In celiac disease, hypersensitivity to gliadin) causes atrophy of the intestinal villi, malabsorption of nutrients and diarrhoea Allograft rejection and graft-versus-host reaction are elements of DTH DTH is measured by skin testing (Mantoux test) using PPD
Memory Th1 cells secrete cytokines(attract ms and granulocytes causing induration and erythema) Positive test indicates previous exposure to mycobacteria while anergy results from infection or immunodeficiency



Reaction time Clinical appearance

48-72 hr Eczema

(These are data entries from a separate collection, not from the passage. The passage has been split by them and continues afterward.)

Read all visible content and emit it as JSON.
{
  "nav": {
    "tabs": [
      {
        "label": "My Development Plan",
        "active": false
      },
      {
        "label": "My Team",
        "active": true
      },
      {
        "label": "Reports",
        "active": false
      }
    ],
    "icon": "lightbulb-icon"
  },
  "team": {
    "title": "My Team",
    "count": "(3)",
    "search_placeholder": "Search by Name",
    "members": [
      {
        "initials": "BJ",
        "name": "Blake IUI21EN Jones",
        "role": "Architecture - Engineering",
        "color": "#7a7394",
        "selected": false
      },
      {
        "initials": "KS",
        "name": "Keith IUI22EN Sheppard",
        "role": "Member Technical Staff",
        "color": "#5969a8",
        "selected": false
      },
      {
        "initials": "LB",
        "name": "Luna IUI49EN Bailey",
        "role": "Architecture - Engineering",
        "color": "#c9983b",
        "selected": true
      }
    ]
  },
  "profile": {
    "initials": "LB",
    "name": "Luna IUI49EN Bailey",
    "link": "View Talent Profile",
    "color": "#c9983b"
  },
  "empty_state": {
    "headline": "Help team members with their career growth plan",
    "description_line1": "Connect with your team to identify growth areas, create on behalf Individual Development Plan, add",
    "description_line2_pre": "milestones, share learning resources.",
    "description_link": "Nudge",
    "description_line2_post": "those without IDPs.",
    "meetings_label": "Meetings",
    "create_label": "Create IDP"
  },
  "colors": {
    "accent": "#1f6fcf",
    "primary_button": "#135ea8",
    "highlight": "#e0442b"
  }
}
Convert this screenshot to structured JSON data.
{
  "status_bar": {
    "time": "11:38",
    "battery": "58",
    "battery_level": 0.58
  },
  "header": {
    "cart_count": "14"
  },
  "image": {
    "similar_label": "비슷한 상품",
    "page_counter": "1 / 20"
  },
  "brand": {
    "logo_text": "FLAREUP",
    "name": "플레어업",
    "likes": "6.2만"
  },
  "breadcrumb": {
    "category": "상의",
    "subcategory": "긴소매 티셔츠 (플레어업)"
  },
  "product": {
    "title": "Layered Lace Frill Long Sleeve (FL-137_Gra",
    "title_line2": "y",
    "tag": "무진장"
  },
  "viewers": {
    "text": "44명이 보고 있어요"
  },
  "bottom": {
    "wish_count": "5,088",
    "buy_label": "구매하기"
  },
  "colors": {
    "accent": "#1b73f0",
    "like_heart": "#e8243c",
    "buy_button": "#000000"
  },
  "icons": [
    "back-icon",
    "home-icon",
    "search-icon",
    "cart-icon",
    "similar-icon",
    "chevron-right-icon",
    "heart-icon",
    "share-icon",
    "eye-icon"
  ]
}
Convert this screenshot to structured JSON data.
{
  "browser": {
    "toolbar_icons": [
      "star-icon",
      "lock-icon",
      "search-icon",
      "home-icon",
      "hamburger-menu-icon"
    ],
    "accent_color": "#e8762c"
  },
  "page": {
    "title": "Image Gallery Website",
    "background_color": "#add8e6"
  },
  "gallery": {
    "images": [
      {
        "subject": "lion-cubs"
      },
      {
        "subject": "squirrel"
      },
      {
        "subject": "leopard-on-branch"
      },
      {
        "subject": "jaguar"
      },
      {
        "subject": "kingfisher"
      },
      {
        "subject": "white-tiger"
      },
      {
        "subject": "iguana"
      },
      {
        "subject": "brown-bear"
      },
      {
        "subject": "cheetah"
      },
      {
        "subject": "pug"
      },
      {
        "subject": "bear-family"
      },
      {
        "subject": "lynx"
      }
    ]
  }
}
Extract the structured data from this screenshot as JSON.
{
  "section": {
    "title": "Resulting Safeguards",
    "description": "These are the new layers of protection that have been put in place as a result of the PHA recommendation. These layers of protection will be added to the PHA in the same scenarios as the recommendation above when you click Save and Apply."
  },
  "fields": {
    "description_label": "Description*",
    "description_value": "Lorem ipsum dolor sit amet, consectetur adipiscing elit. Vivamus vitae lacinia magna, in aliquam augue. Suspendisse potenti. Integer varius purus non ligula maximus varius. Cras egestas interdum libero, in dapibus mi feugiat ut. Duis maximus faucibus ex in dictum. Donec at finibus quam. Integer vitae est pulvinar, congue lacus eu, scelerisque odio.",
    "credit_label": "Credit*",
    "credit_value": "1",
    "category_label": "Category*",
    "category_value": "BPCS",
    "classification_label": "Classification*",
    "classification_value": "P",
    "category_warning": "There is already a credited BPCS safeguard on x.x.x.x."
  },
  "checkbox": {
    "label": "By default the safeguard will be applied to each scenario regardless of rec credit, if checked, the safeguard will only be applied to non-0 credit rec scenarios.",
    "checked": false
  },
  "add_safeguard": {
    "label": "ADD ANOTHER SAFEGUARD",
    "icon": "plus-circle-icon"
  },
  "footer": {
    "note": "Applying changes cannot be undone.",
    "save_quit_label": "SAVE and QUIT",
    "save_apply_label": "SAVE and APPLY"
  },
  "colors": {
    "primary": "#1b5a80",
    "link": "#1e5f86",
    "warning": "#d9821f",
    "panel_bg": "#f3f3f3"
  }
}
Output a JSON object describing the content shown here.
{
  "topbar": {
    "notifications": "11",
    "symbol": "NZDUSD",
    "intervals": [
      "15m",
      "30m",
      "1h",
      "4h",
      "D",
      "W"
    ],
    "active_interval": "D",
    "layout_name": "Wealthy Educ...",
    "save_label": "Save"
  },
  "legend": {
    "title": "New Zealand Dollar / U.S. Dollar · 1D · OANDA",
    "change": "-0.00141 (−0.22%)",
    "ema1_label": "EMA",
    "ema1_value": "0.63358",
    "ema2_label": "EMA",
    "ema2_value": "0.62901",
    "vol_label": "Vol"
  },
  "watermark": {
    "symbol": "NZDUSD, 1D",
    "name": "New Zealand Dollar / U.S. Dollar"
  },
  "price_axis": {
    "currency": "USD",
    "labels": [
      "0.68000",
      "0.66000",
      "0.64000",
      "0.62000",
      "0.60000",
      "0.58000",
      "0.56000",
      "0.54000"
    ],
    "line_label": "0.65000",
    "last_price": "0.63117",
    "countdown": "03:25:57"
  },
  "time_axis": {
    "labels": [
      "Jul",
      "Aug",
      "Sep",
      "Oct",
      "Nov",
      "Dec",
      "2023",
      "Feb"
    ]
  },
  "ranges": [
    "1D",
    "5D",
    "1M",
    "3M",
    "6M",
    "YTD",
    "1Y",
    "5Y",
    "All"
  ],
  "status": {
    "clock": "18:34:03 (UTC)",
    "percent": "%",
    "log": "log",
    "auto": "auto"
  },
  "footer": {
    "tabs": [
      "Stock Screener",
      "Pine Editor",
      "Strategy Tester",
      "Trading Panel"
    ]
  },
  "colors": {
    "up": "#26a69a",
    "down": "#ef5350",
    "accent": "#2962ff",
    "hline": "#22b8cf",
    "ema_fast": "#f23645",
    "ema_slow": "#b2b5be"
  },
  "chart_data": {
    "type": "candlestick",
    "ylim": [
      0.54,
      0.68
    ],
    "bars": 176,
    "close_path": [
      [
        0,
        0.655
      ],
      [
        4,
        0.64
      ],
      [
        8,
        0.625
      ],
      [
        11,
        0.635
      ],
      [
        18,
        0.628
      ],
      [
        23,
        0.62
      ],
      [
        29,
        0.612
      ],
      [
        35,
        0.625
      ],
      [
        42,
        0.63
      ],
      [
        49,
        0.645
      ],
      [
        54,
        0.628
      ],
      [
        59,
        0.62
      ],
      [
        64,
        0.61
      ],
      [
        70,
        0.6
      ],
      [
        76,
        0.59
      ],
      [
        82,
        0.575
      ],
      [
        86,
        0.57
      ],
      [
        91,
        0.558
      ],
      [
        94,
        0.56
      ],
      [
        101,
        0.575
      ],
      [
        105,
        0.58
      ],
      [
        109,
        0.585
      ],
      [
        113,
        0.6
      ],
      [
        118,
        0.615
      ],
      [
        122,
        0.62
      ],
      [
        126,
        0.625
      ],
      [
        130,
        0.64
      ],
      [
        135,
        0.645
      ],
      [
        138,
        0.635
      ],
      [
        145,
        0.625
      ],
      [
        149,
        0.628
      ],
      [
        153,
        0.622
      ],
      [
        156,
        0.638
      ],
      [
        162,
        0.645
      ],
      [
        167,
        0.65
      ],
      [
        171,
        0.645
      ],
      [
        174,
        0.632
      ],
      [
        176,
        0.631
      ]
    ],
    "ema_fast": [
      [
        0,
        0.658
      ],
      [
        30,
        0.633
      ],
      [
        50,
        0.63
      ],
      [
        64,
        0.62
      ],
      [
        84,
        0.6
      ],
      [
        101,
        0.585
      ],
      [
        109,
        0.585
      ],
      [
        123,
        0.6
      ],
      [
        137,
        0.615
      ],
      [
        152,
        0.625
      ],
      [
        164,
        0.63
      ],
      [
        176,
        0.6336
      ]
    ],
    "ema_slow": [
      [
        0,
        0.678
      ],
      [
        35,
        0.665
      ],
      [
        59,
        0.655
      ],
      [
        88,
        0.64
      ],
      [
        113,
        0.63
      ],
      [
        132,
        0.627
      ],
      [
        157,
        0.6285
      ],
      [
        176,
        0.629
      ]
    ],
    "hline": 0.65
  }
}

Lymphocytes, later macrophages, oedmea of epidermis Lymphocytes monocytes, macrophages Macrophages, epithelioid cells giant cells and fibrosis

Epidermal (nickel rubber, poison ivy)


48-72 hr

Local induration

Intradermal (tuberculin)

Granuloma formation

21-28 days

Hardening (skin or lung)

Persistent infections

Contact Hypersensitivity
Langerhans cells in skin and lymph nodes process and present hapten DNCB bound to proteins. Sensitization and recruitment of CD4 T cells leads
- Production of Th1 -IFN and IL-17 which stimulate - Keratinocytes to release IL-1, IL-6, TNF- and IL-8 enhancing inflammatory response - Cell accumulation in dermo-epidermal junction and epidermis of
- Mononuclear cells (4-8 hrs) CD+ Th1 mainly and macrophages (48 hrs)

Tuberculin Type Hypersensitivity

Principally recal response to soluble antigen previously exposed to Intradermal PPD antigen challenge primes CD4T cells which produce Th1 cytokines Cellular infiltration occurs with
- Initially neutrophils (4 hrs) replaced by monocytes (12 hrs) 80 90% and T cells - Macrophages mainly APCs in DTH

Granulomatous Hypersensitivity

Major cause of immunopathological effect of DTH Persistence of intracellular pathogen in macrophages Granuloma demonstrates
- Epitheloid cells (activated macrophages) - Giant cells (fusion of epitheliod cells) - Lymphocytes accumulation and then fibrosis

Immune status and M. Tuberculosis infection

IMMUNOCOMPETENT Potent Protection Th1 Type Response
CD4 T cells
Primed ms Giant cells

IMMUNOSUPPRESSED Koch phenomenon Th2 Type Response

Eelevated CD8 suppressor T cells
Increased replication of bacteria in m Caseous necrosis (infected ms and cellular debrist at center and activated m and T cells at periphery)

Bacteria eliminated

Immune Status in M. leprae Infection


Tuberculoid Borderline Borderline Lepromatous Leprosy Tuberculoid Lepromotous Leprosy (TL) Leprosy Leprosy (LL) (BT) (BL)
Efficient DTH Lymphocyte infiltration Disease Epitheloid cells/activated ms M. leprae vigorously eliminated Inefficient DTH Disseminated

Numerous M. laparae in m

Organs/Systems Disoders
Gastroenteropathy Disorders Coeliac disease (Type IV) Crohns disease (Type IV) Skin Disorders Contact dermatitis (Type IV) Atopic dermatitis (Type I) Bullous disease (Type I + III) Discoid lupus erythematosus (Type III) Psoriasis (Type IV)

Organs/Systems Disorders cont

Oscular Disorders Allergic Conjunctivitis (Type I)